number = "3",

}

TY - JOUR

T1 - The Veterans healthcare system

T2 - Preparing for the twenty-first century

AU - Kizer, Kenneth W

AU - Fonseca, M. L.

AU - Long, L. M.

PY - 1997

Y1 - 1997

N2 - Since its establishment in 1946, the veterans healthcare system has greatly expanded in both size and responsibility. It is now the largest integrated healthcare system in the United States, the nation's largest provider of graduate medical and other health professional training, and one of the largest research enterprises in America. It is also the nation's largest provider of services to homeless persons, an essential provider in the public healthcare safety net, and an increasingly important element in the federal response to disasters and national emergencies. Patterned after what was considered the best in American healthcare, for most of the past 50 years the Department of Veterans Affairs (VA) healthcare has focused primarily on acute inpatient care, high technology, and medical specialization. Now, in response to societal and undestroyed forces, the Veterans Health Administration (VHA) is reengineering the veterans healthcare system, changing the operational and management structure from individual hospitals to 22 integrated service networks and transitioning the system to one that is grounded in ambulatory and primary care. This article briefly describes the history and functions of the veterans healthcare system, its service population, and key aspects of its restructuring.

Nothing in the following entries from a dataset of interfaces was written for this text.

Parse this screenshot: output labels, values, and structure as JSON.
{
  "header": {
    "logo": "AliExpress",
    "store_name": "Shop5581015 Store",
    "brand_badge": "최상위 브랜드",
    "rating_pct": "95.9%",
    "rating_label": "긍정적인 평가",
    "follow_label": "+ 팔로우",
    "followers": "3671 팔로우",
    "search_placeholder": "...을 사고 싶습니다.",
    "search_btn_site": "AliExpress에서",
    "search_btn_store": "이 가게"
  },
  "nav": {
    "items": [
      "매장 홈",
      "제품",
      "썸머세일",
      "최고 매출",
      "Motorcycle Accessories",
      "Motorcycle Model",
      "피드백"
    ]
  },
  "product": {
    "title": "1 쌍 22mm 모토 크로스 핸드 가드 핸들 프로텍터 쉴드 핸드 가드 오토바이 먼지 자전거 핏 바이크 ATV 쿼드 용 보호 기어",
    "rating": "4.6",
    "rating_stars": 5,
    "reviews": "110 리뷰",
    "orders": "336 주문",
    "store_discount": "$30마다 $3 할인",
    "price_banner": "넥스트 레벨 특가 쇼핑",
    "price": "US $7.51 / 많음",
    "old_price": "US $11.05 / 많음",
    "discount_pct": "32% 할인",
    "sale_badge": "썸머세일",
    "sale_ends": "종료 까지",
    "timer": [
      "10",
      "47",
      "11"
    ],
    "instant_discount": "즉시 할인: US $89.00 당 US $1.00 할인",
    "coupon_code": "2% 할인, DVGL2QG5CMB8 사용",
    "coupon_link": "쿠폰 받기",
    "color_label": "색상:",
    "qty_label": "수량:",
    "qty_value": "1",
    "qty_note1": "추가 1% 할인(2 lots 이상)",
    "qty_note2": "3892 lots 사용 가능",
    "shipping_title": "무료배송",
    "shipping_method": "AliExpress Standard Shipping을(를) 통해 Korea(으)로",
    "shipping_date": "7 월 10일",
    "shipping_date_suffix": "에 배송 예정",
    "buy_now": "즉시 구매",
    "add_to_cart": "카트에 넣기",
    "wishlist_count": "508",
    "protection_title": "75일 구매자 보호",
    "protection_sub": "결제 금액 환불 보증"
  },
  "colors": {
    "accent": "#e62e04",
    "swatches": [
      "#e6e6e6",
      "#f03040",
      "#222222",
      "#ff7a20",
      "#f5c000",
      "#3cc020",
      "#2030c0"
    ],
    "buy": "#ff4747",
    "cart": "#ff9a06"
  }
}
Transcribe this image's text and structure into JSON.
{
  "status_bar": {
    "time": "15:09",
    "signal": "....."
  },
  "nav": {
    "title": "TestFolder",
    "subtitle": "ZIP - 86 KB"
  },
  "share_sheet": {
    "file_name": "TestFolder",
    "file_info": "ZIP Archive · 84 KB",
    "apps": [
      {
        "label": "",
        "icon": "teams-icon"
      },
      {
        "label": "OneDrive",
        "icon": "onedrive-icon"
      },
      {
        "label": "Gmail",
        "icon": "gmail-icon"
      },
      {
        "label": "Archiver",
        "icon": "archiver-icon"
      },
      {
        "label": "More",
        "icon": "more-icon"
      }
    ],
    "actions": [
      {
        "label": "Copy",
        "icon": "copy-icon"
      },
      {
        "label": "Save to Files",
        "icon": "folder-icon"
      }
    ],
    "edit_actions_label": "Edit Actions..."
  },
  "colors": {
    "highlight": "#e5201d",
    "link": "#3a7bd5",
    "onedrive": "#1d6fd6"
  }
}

AB - Since its establishment in 1946, the veterans healthcare system has greatly expanded in both size and responsibility. It is now the largest integrated healthcare system in the United States, the nation's largest provider of graduate medical and other health professional training, and one of the largest research enterprises in America. It is also the nation's largest provider of services to homeless persons, an essential provider in the public healthcare safety net, and an increasingly important element in the federal response to disasters and national emergencies. Patterned after what was considered the best in American healthcare, for most of the past 50 years the Department of Veterans Affairs (VA) healthcare has focused primarily on acute inpatient care, high technology, and medical specialization. Now, in response to societal and undestroyed forces, the Veterans Health Administration (VHA) is reengineering the veterans healthcare system, changing the operational and management structure from individual hospitals to 22 integrated service networks and transitioning the system to one that is grounded in ambulatory and primary care. This article briefly describes the history and functions of the veterans healthcare system, its service population, and key aspects of its restructuring.

UR - http://www.scopus.com/inward/record.url?scp=0030790384&partnerID=8YFLogxK

UR - http://www.scopus.com/inward/citedby.url?scp=0030790384&partnerID=8YFLogxK

M3 - Article

C2 - 10169289

AN - SCOPUS:0030790384

VL - 42

SP - 283

EP - 298

JO - Journal of Healthcare Management

JF - Journal of Healthcare Management

SN - 1096-9012

IS - 3

ER -